1917 – Jack Davis, Indigenous Australian playwright, poet, memoirist, magazine editor, children’s writer, and activist for Aboriginal rights; his work is often read as part of the curriculum in Australian schools.
1923 – Alice von Hildebrand, Belgian philosopher, author, professor, and Catholic theologian.
1927 – Michiko Ishimure, award-winning Japanese writer, poet, novelist, and activist.
1927 – Nevenka Petric, Serbian writer, poet, educationalist, and expert in the fields of family planning and gender relations; when Germany invaded Yugoslavia in 1941, she joined the Partisans and became a resistance fighter at the age of 14 and was actively engaged in creating anti-fascist youth organizations in both free and occupied territories, among civilians and the army.
1939 – Taif Ajba, poet and translator who wrote in the Abkhaz language and was born in the Georgian breakaway republic of Abkhazia; in 1992, after the Georgian military invasion of Abkhazia, he was arrested by Georgian soldiers, tortured, and executed.
1944 – Nalini Prava Deka, Indian author, poet, short-story writer, storyteller, magazine editor, children’s writer, actress, and playwright who promoted Assamese literature, heritage, traditional customs, weaving and fabric art, cooking, and folk music.
1952 – Douglas Adams, English writer, science-fiction author, radio writer, humorist, screenwriter, and dramatist, best known for his influential Hitchhiker’s Guide to the Galaxy series of humorous science-fiction books; he also wrote for Monty Python and Doctor Who.
1952 – Norah McClintock, Canadian author who was known for crime or detective fiction and for her work for children and young adults.
1955 – D.J. MacHale, U.S. television writer, director, and producer who has also authored several popular young-adult book series.
1955 – Myriam Moscona, Mexican journalist, writer, translator, and poet who comes from a Bulgarian Sephardi Jewish family.
1956 – Jean “Binta” Breeze, Jamaican poet, novelist, screenwriter, storyteller, theater director, choreographer, actor, and teacher.
1964 – Libba Bray, U.S. author of young-adult novels, including the popular Gemma Doyle trilogy, and short stories.
1964 – Lea Hernandez, U.S. comic-book author and web comic creator, known for her manga-influenced style.

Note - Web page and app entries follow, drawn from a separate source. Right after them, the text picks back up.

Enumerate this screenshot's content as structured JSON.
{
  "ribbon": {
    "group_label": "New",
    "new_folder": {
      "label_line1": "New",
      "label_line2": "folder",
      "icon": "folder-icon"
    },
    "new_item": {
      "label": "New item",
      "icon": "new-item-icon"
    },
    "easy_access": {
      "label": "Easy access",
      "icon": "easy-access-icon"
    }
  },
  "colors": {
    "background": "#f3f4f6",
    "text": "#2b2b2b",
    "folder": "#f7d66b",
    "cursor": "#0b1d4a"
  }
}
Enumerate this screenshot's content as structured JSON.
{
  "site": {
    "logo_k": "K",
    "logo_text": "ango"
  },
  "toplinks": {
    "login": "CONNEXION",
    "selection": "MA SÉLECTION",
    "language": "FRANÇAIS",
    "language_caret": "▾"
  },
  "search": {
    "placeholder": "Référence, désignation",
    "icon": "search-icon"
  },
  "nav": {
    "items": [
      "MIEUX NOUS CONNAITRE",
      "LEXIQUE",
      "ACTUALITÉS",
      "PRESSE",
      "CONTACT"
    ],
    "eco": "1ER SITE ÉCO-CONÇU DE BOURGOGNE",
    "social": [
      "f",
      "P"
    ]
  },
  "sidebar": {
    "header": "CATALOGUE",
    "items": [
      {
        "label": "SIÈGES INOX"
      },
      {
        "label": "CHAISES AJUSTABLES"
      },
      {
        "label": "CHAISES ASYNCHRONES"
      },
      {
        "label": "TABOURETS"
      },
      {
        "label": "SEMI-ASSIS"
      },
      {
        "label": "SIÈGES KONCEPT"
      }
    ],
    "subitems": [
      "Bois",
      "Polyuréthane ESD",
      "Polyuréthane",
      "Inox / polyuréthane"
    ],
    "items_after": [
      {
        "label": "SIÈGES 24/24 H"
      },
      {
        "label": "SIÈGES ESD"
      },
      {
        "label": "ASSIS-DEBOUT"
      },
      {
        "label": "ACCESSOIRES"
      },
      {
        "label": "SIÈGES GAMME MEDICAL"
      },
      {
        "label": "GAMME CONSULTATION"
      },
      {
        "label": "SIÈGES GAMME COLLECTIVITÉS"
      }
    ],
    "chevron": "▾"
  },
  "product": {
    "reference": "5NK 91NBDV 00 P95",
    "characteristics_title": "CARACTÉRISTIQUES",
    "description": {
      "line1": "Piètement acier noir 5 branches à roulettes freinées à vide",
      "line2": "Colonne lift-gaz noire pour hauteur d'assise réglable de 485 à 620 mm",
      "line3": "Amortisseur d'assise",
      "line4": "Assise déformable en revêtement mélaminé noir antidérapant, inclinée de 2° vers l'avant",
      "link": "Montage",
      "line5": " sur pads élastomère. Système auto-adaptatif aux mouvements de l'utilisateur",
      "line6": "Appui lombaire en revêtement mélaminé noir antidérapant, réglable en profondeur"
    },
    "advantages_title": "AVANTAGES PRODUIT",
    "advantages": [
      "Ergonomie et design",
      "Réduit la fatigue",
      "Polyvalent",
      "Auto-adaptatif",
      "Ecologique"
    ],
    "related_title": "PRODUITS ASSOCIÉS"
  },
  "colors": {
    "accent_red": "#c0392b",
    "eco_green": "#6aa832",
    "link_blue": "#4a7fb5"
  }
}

1964 – Leena Lehtolainen, award-winning Finnish author and literary critic who is best known for her crime novels about policewoman Maria Kallio; her first novel was released when she was 12 years old.
1967 – John Barrowman, award-winning Scottish-born writer, actor, singer, dancer, television host, and competitor in a celebrity ice skating show; he is best known for the role of Captain Jack Harkness in the Doctor Who and Torchwood franchises, but has also written novels, comic books, children’s books, and memoirs.
1969 – Eran Ben-Shahar, Israeli author, philosopher, journalist, lecturer, and inventor who now lives in New Zealand.
1972 – Eugenia Romanelli, Italian novelist, essayist, and journalist who founded and directs the Writers Factory, a writer’s school dedicated to American author Ursula Le Guin.
1973 – Sylvia Day, bestselling Japanese-U.S. romance author who also writes under the pseudonyms S.J. Day and Livia Dare.
1974 – Kate Brian, Pen name of Kieran Scott, U.S. chick-lit and young-adult novelist.
1978 – Christopher Rice, U.S. author of suspense, crime novels, supernatural thrillers, and erotic romance; he is the son of the late bestselling vampire novelist Anne Rice.
1983 – Yasir Jaswal, Pakistani screenwriter, photographer, writer, composer, singer, songwriter, music director, film director, and music journalist who was lead singer for the bands Irtaash and Call.